Task details:
Copy out the records precisely, omitting pictures.

===============

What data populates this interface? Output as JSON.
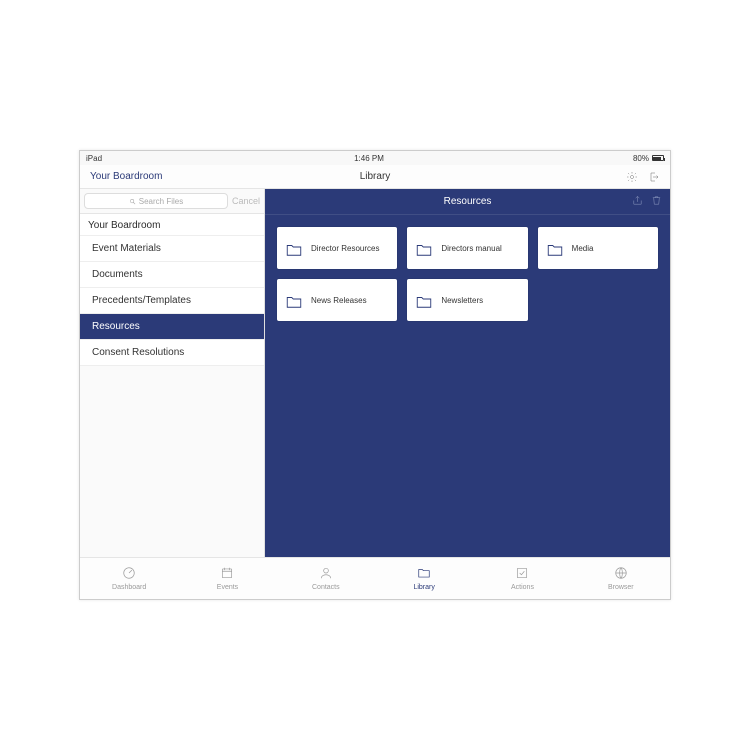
{
  "statusbar": {
    "carrier": "iPad",
    "time": "1:46 PM",
    "battery": "80%"
  },
  "navbar": {
    "left": "Your Boardroom",
    "title": "Library"
  },
  "search": {
    "placeholder": "Search Files",
    "cancel": "Cancel"
  },
  "sidebar": {
    "header": "Your Boardroom",
    "items": [
      {
        "label": "Event Materials"
      },
      {
        "label": "Documents"
      },
      {
        "label": "Precedents/Templates"
      },
      {
        "label": "Resources"
      },
      {
        "label": "Consent Resolutions"
      }
    ],
    "activeIndex": 3
  },
  "main": {
    "title": "Resources"
  },
  "folders": [
    {
      "label": "Director Resources"
    },
    {
      "label": "Directors manual"
    },
    {
      "label": "Media"
    },
    {
      "label": "News Releases"
    },
    {
      "label": "Newsletters"
    }
  ],
  "tabs": [
    {
      "label": "Dashboard",
      "icon": "gauge"
    },
    {
      "label": "Events",
      "icon": "calendar"
    },
    {
      "label": "Contacts",
      "icon": "person"
    },
    {
      "label": "Library",
      "icon": "folder"
    },
    {
      "label": "Actions",
      "icon": "checkbox"
    },
    {
      "label": "Browser",
      "icon": "globe"
    }
  ],
  "activeTab": 3
}
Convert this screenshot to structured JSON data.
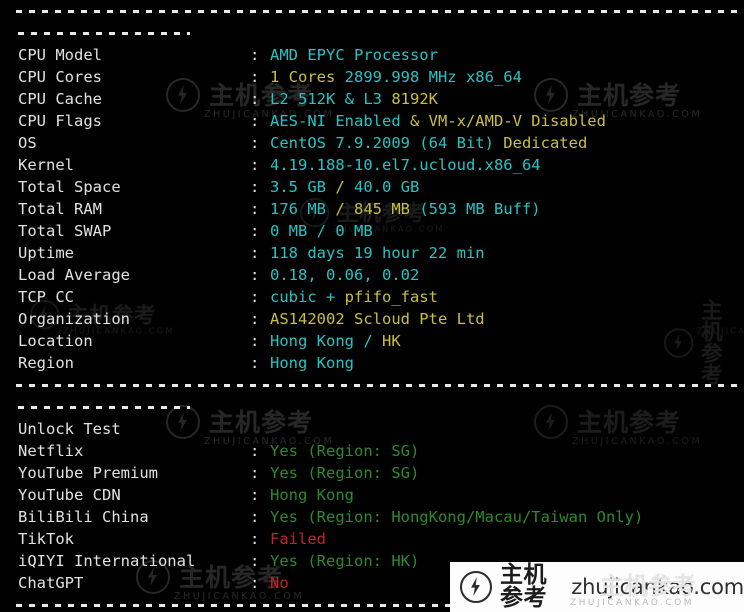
{
  "terminal": {
    "background": "#010101",
    "colors": {
      "label": "#e2e2e2",
      "cyan": "#25c4c4",
      "yellow": "#cbbf3f",
      "green": "#2d8a2d",
      "red": "#c62128"
    },
    "separators": {
      "full_dashes": "------------------------------------------------------------------------",
      "short_dashes": "--------------"
    }
  },
  "system_info": {
    "rows": [
      {
        "label": "CPU Model",
        "colon": ":",
        "parts": [
          {
            "text": "AMD EPYC Processor",
            "color": "cyan"
          }
        ]
      },
      {
        "label": "CPU Cores",
        "colon": ":",
        "parts": [
          {
            "text": "1 Cores ",
            "color": "yellow"
          },
          {
            "text": "2899.998 MHz x86_64",
            "color": "cyan"
          }
        ]
      },
      {
        "label": "CPU Cache",
        "colon": ":",
        "parts": [
          {
            "text": "L2 512K & L3 ",
            "color": "cyan"
          },
          {
            "text": "8192K",
            "color": "yellow"
          }
        ]
      },
      {
        "label": "CPU Flags",
        "colon": ":",
        "parts": [
          {
            "text": "AES-NI Enabled ",
            "color": "cyan"
          },
          {
            "text": "& VM-x/AMD-V Disabled",
            "color": "yellow"
          }
        ]
      },
      {
        "label": "OS",
        "colon": ":",
        "parts": [
          {
            "text": "CentOS 7.9.2009 (64 Bit) ",
            "color": "cyan"
          },
          {
            "text": "Dedicated",
            "color": "yellow"
          }
        ]
      },
      {
        "label": "Kernel",
        "colon": ":",
        "parts": [
          {
            "text": "4.19.188-10.el7.ucloud.x86_64",
            "color": "cyan"
          }
        ]
      },
      {
        "label": "Total Space",
        "colon": ":",
        "parts": [
          {
            "text": "3.5 GB ",
            "color": "cyan"
          },
          {
            "text": "/ ",
            "color": "yellow"
          },
          {
            "text": "40.0 GB",
            "color": "cyan"
          }
        ]
      },
      {
        "label": "Total RAM",
        "colon": ":",
        "parts": [
          {
            "text": "176 MB ",
            "color": "cyan"
          },
          {
            "text": "/ 845 MB ",
            "color": "yellow"
          },
          {
            "text": "(593 MB Buff)",
            "color": "cyan"
          }
        ]
      },
      {
        "label": "Total SWAP",
        "colon": ":",
        "parts": [
          {
            "text": "0 MB / 0 MB",
            "color": "cyan"
          }
        ]
      },
      {
        "label": "Uptime",
        "colon": ":",
        "parts": [
          {
            "text": "118 days 19 hour 22 min",
            "color": "cyan"
          }
        ]
      },
      {
        "label": "Load Average",
        "colon": ":",
        "parts": [
          {
            "text": "0.18, 0.06, 0.02",
            "color": "cyan"
          }
        ]
      },
      {
        "label": "TCP CC",
        "colon": ":",
        "parts": [
          {
            "text": "cubic + ",
            "color": "cyan"
          },
          {
            "text": "pfifo_fast",
            "color": "yellow"
          }
        ]
      },
      {
        "label": "Organization",
        "colon": ":",
        "parts": [
          {
            "text": "AS142002 Scloud Pte Ltd",
            "color": "yellow"
          }
        ]
      },
      {
        "label": "Location",
        "colon": ":",
        "parts": [
          {
            "text": "Hong Kong / ",
            "color": "cyan"
          },
          {
            "text": "HK",
            "color": "yellow"
          }
        ]
      },
      {
        "label": "Region",
        "colon": ":",
        "parts": [
          {
            "text": "Hong Kong",
            "color": "cyan"
          }
        ]
      }
    ]
  },
  "unlock_test": {
    "header": "Unlock Test",
    "rows": [
      {
        "label": "Netflix",
        "colon": ":",
        "parts": [
          {
            "text": "Yes (Region: SG)",
            "color": "green"
          }
        ]
      },
      {
        "label": "YouTube Premium",
        "colon": ":",
        "parts": [
          {
            "text": "Yes (Region: SG)",
            "color": "green"
          }
        ]
      },
      {
        "label": "YouTube CDN",
        "colon": ":",
        "parts": [
          {
            "text": "Hong Kong",
            "color": "green"
          }
        ]
      },
      {
        "label": "BiliBili China",
        "colon": ":",
        "parts": [
          {
            "text": "Yes (Region: HongKong/Macau/Taiwan Only)",
            "color": "green"
          }
        ]
      },
      {
        "label": "TikTok",
        "colon": ":",
        "parts": [
          {
            "text": "Failed",
            "color": "red"
          }
        ]
      },
      {
        "label": "iQIYI International",
        "colon": ":",
        "parts": [
          {
            "text": "Yes (Region: HK)",
            "color": "green"
          }
        ]
      },
      {
        "label": "ChatGPT",
        "colon": ":",
        "parts": [
          {
            "text": "No",
            "color": "red"
          }
        ]
      }
    ]
  },
  "watermarks": {
    "brand_cn": "主机参考",
    "brand_sub": "ZHUJICANKAO.COM",
    "badge_domain": "zhujicankao.com",
    "badge_ghost": "主机参考"
  }
}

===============

Response to this task:
What data populates this interface? Output as JSON.
{
  "statusbar": {
    "carrier": "iPad",
    "time": "1:46 PM",
    "battery": "80%"
  },
  "navbar": {
    "left": "Your Boardroom",
    "title": "Library"
  },
  "search": {
    "placeholder": "Search Files",
    "cancel": "Cancel"
  },
  "sidebar": {
    "header": "Your Boardroom",
    "items": [
      {
        "label": "Event Materials"
      },
      {
        "label": "Documents"
      },
      {
        "label": "Precedents/Templates"
      },
      {
        "label": "Resources"
      },
      {
        "label": "Consent Resolutions"
      }
    ],
    "activeIndex": 3
  },
  "main": {
    "title": "Resources"
  },
  "folders": [
    {
      "label": "Director Resources"
    },
    {
      "label": "Directors manual"
    },
    {
      "label": "Media"
    },
    {
      "label": "News Releases"
    },
    {
      "label": "Newsletters"
    }
  ],
  "tabs": [
    {
      "label": "Dashboard",
      "icon": "gauge"
    },
    {
      "label": "Events",
      "icon": "calendar"
    },
    {
      "label": "Contacts",
      "icon": "person"
    },
    {
      "label": "Library",
      "icon": "folder"
    },
    {
      "label": "Actions",
      "icon": "checkbox"
    },
    {
      "label": "Browser",
      "icon": "globe"
    }
  ],
  "activeTab": 3
}
Convert this screenshot to structured JSON data.
{
  "terminal": {
    "background": "#010101",
    "colors": {
      "label": "#e2e2e2",
      "cyan": "#25c4c4",
      "yellow": "#cbbf3f",
      "green": "#2d8a2d",
      "red": "#c62128"
    },
    "separators": {
      "full_dashes": "------------------------------------------------------------------------",
      "short_dashes": "--------------"
    }
  },
  "system_info": {
    "rows": [
      {
        "label": "CPU Model",
        "colon": ":",
        "parts": [
          {
            "text": "AMD EPYC Processor",
            "color": "cyan"
          }
        ]
      },
      {
        "label": "CPU Cores",
        "colon": ":",
        "parts": [
          {
            "text": "1 Cores ",
            "color": "yellow"
          },
          {
            "text": "2899.998 MHz x86_64",
            "color": "cyan"
          }
        ]
      },
      {
        "label": "CPU Cache",
        "colon": ":",
        "parts": [
          {
            "text": "L2 512K & L3 ",
            "color": "cyan"
          },
          {
            "text": "8192K",
            "color": "yellow"
          }
        ]
      },
      {
        "label": "CPU Flags",
        "colon": ":",
        "parts": [
          {
            "text": "AES-NI Enabled ",
            "color": "cyan"
          },
          {
            "text": "& VM-x/AMD-V Disabled",
            "color": "yellow"
          }
        ]
      },
      {
        "label": "OS",
        "colon": ":",
        "parts": [
          {
            "text": "CentOS 7.9.2009 (64 Bit) ",
            "color": "cyan"
          },
          {
            "text": "Dedicated",
            "color": "yellow"
          }
        ]
      },
      {
        "label": "Kernel",
        "colon": ":",
        "parts": [
          {
            "text": "4.19.188-10.el7.ucloud.x86_64",
            "color": "cyan"
          }
        ]
      },
      {
        "label": "Total Space",
        "colon": ":",
        "parts": [
          {
            "text": "3.5 GB ",
            "color": "cyan"
          },
          {
            "text": "/ ",
            "color": "yellow"
          },
          {
            "text": "40.0 GB",
            "color": "cyan"
          }
        ]
      },
      {
        "label": "Total RAM",
        "colon": ":",
        "parts": [
          {
            "text": "176 MB ",
            "color": "cyan"
          },
          {
            "text": "/ 845 MB ",
            "color": "yellow"
          },
          {
            "text": "(593 MB Buff)",
            "color": "cyan"
          }
        ]
      },
      {
        "label": "Total SWAP",
        "colon": ":",
        "parts": [
          {
            "text": "0 MB / 0 MB",
            "color": "cyan"
          }
        ]
      },
      {
        "label": "Uptime",
        "colon": ":",
        "parts": [
          {
            "text": "118 days 19 hour 22 min",
            "color": "cyan"
          }
        ]
      },
      {
        "label": "Load Average",
        "colon": ":",
        "parts": [
          {
            "text": "0.18, 0.06, 0.02",
            "color": "cyan"
          }
        ]
      },
      {
        "label": "TCP CC",
        "colon": ":",
        "parts": [
          {
            "text": "cubic + ",
            "color": "cyan"
          },
          {
            "text": "pfifo_fast",
            "color": "yellow"
          }
        ]
      },
      {
        "label": "Organization",
        "colon": ":",
        "parts": [
          {
            "text": "AS142002 Scloud Pte Ltd",
            "color": "yellow"
          }
        ]
      },
      {
        "label": "Location",
        "colon": ":",
        "parts": [
          {
            "text": "Hong Kong / ",
            "color": "cyan"
          },
          {
            "text": "HK",
            "color": "yellow"
          }
        ]
      },
      {
        "label": "Region",
        "colon": ":",
        "parts": [
          {
            "text": "Hong Kong",
            "color": "cyan"
          }
        ]
      }
    ]
  },
  "unlock_test": {
    "header": "Unlock Test",
    "rows": [
      {
        "label": "Netflix",
        "colon": ":",
        "parts": [
          {
            "text": "Yes (Region: SG)",
            "color": "green"
          }
        ]
      },
      {
        "label": "YouTube Premium",
        "colon": ":",
        "parts": [
          {
            "text": "Yes (Region: SG)",
            "color": "green"
          }
        ]
      },
      {
        "label": "YouTube CDN",
        "colon": ":",
        "parts": [
          {
            "text": "Hong Kong",
            "color": "green"
          }
        ]
      },
      {
        "label": "BiliBili China",
        "colon": ":",
        "parts": [
          {
            "text": "Yes (Region: HongKong/Macau/Taiwan Only)",
            "color": "green"
          }
        ]
      },
      {
        "label": "TikTok",
        "colon": ":",
        "parts": [
          {
            "text": "Failed",
            "color": "red"
          }
        ]
      },
      {
        "label": "iQIYI International",
        "colon": ":",
        "parts": [
          {
            "text": "Yes (Region: HK)",
            "color": "green"
          }
        ]
      },
      {
        "label": "ChatGPT",
        "colon": ":",
        "parts": [
          {
            "text": "No",
            "color": "red"
          }
        ]
      }
    ]
  },
  "watermarks": {
    "brand_cn": "主机参考",
    "brand_sub": "ZHUJICANKAO.COM",
    "badge_domain": "zhujicankao.com",
    "badge_ghost": "主机参考"
  }
}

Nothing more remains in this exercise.